How to Engage Millennials
As former President of Young Professionals of Knoxville and being connected to our local nonprofit industry, I am constantly asked how nonprofits can best engage with Millennials, the generation of people born between 1980 and the early 2000s. I agree that engaging Millennials is very different than engaging Baby Boomers, and Generation X’ers. As Millennials, we want our engagements to be very personal, social and easy. Whether considering a Millennial volunteer activity promotion, young givers fundraising campaign, or awareness and advocacy aimed at engaging those aged 20-35, consider the following things:
- Start with small asks. Understand the financial limits and time constraints that differ between millennials and other age demographics.
- Give them opportunities to share. Using relationship social media platforms, encourage your new millennial friends to share their impact and invite others to join them in your cause. Set up social media pages, hashtags and discussion portals to make engagement easy. 84% of millennials in the United States use social media. #MillennialsGive

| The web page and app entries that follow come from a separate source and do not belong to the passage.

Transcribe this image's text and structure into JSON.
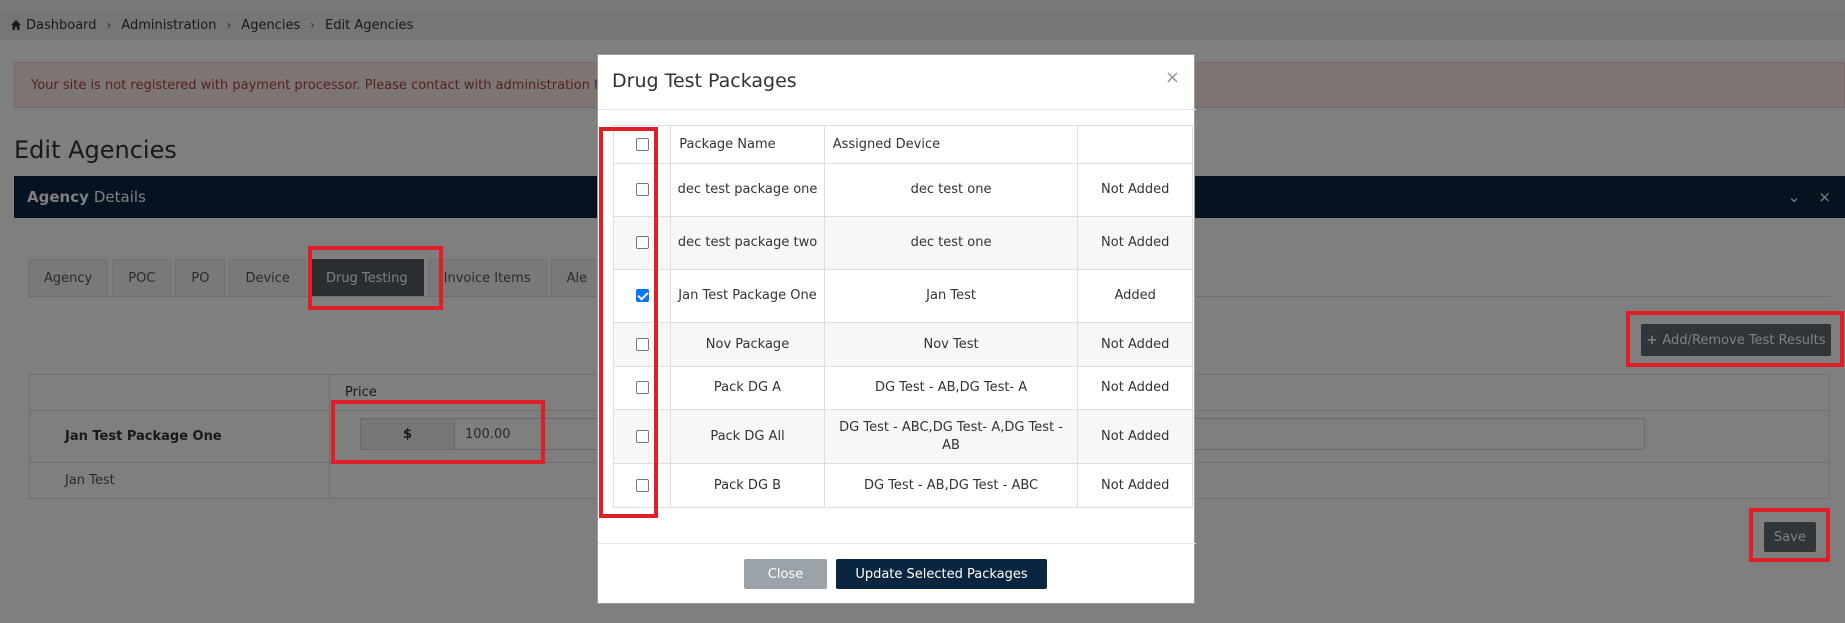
{
  "breadcrumb": [
    "Dashboard",
    "Administration",
    "Agencies",
    "Edit Agencies"
  ],
  "alert": "Your site is not registered with payment processor. Please contact with administration t",
  "page_title": "Edit Agencies",
  "panel": {
    "title_bold": "Agency",
    "title_rest": "Details",
    "collapse_glyph": "⌄",
    "close_glyph": "×"
  },
  "tabs": [
    "Agency",
    "POC",
    "PO",
    "Device",
    "Drug Testing",
    "Invoice Items",
    "Ale"
  ],
  "active_tab": "Drug Testing",
  "add_remove_label": "Add/Remove Test Results",
  "add_remove_glyph": "+",
  "price_table": {
    "price_header": "Price",
    "package_name": "Jan Test Package One",
    "currency": "$",
    "price_value": "100.00",
    "device": "Jan Test"
  },
  "save_label": "Save",
  "modal": {
    "title": "Drug Test Packages",
    "close_glyph": "×",
    "headers": [
      "Package Name",
      "Assigned Device",
      ""
    ],
    "rows": [
      {
        "name": "dec test package one",
        "device": "dec test one",
        "status": "Not Added",
        "checked": false
      },
      {
        "name": "dec test package two",
        "device": "dec test one",
        "status": "Not Added",
        "checked": false
      },
      {
        "name": "Jan Test Package One",
        "device": "Jan Test",
        "status": "Added",
        "checked": true
      },
      {
        "name": "Nov Package",
        "device": "Nov Test",
        "status": "Not Added",
        "checked": false
      },
      {
        "name": "Pack DG A",
        "device": "DG Test - AB,DG Test- A",
        "status": "Not Added",
        "checked": false
      },
      {
        "name": "Pack DG All",
        "device": "DG Test - ABC,DG Test- A,DG Test - AB",
        "status": "Not Added",
        "checked": false
      },
      {
        "name": "Pack DG B",
        "device": "DG Test - AB,DG Test - ABC",
        "status": "Not Added",
        "checked": false
      }
    ],
    "close_label": "Close",
    "update_label": "Update Selected Packages"
  },
  "colors": {
    "navy": "#0a2540",
    "annotation": "#e01e26",
    "checkbox": "#0075ff"
  }
}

- Streamline. Evaluate and modify paperwork and processes to allow millennials to give or volunteer with ease. If your volunteer recruitment process is six weeks long and filled with paperwork, interviews and too much training, millennials may move onto a new cause. Anything that can be digitized, like a pledge form, should be converted and easily accessible from mobile devices.

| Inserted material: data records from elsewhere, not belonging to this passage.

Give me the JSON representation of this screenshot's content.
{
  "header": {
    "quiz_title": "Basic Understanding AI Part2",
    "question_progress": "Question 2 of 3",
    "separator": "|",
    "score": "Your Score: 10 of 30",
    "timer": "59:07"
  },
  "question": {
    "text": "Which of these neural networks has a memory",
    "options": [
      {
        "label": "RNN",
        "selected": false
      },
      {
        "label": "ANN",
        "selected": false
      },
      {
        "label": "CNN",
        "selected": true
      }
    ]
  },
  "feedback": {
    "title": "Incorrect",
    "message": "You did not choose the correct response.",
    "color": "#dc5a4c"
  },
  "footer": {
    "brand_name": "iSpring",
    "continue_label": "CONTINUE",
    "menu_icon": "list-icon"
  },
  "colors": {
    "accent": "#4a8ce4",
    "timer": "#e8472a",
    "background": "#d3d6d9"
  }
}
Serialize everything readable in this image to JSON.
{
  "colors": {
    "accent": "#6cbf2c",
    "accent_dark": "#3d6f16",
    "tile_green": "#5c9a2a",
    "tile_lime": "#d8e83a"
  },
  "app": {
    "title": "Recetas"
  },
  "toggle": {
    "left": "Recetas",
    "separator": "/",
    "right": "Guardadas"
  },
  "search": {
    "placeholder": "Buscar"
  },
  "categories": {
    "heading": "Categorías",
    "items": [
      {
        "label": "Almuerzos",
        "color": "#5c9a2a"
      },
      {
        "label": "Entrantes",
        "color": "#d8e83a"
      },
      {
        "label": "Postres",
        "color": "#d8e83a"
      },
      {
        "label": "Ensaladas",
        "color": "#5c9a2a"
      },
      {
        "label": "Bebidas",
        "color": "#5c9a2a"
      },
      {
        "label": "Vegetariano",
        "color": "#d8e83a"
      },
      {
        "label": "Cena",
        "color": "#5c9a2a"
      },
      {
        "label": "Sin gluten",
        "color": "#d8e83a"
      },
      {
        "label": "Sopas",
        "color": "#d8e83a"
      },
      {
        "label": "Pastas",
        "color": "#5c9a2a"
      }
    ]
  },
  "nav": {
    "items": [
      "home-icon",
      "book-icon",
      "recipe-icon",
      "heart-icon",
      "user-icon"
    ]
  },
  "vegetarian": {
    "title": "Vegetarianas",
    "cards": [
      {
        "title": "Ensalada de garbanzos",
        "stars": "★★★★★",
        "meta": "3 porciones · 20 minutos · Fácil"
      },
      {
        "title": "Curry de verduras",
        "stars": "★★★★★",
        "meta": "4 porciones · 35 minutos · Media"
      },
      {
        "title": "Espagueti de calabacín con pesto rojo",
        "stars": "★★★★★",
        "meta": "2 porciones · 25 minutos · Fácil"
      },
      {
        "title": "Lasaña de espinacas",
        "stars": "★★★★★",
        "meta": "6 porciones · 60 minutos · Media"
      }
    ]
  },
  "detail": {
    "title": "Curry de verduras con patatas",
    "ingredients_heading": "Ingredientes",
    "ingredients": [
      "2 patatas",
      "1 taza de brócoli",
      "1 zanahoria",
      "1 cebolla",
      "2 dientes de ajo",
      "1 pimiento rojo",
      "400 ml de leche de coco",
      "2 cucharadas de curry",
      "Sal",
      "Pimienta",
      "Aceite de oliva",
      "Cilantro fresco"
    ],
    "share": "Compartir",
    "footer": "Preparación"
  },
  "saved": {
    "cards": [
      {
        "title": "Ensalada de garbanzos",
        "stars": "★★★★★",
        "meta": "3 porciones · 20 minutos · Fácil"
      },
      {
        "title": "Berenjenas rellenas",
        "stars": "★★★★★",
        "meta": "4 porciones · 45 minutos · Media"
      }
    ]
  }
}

- Build relationships. Ask the young professionals why they want to get involved. Tell them the stories of your organization and give them ways in which they can make a real impact.
Millennials are the cause generation. We choose our purchases based on how the corporations treat their employees or what charities they support. We are less focused with our compensation packages and more focused on how we can make a difference in the lives of others. By 2020, Millennials will represent nearly half of the workforce. Start your Millennial initiative today.

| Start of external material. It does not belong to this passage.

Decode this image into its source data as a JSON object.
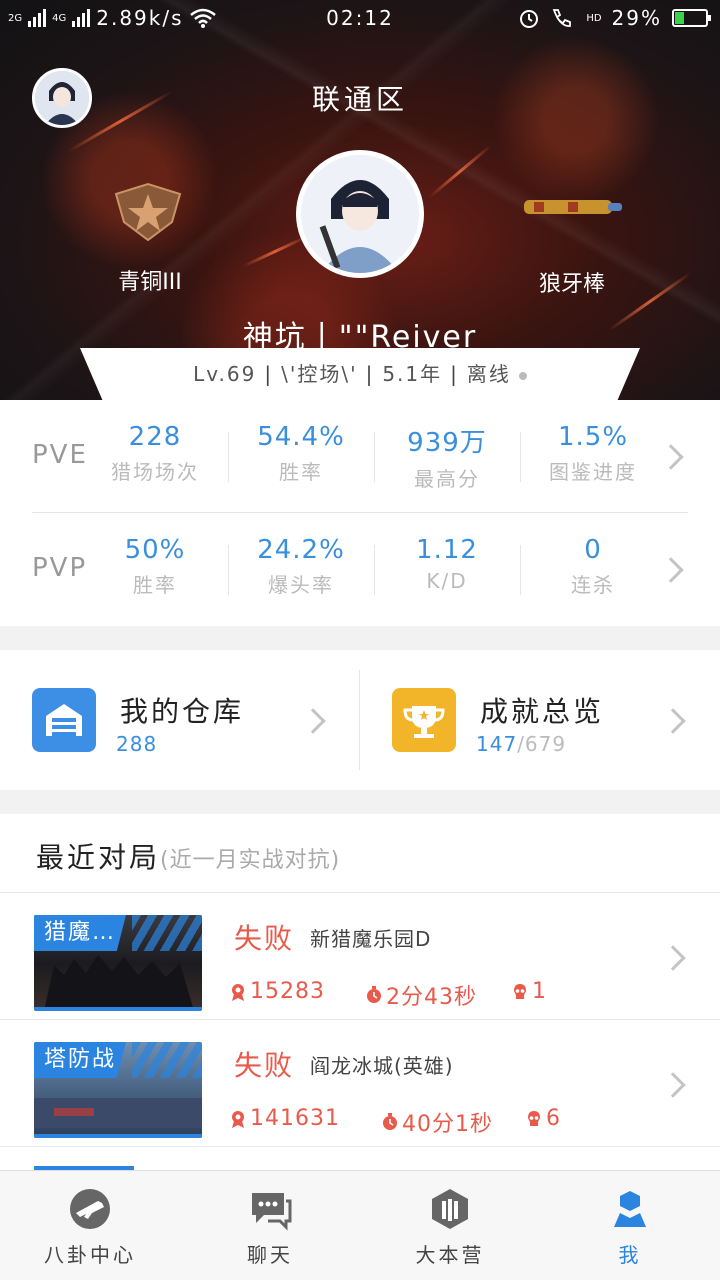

Elle Benson is the Director of Capacity Building for the Alliance for Better Nonprofits (ABN), East Tennessee’s nonprofit resource center. She oversees the educational development and consulting practices at ABN. Elle brought ten years of nonprofit and business consulting experience into assisting in the creation of ABN. Her nonprofit experience includes fundraising, nonprofit program development, nonprofit and corporate marketing, human resources, board governance, and strategic planning. She holds a certification in board governance from BoardSource, a global network advancing board governance practices. She also has a certificate in group facilitation. She earned a business degree from the Haslam College of Business, and she completed her MBA in leadership and organizational change at Tiffin University.
She currently teaches nonprofit management for the University of Tennessee Non-Credit Programs. Elle enjoys being involved in the community, having served on eight nonprofit boards. She is currently serving on boards and committees for the Association of Infant Mental Health in Tennessee, Friends of Literacy, United Way of Greater Knoxville, and Young Professionals of Knoxville.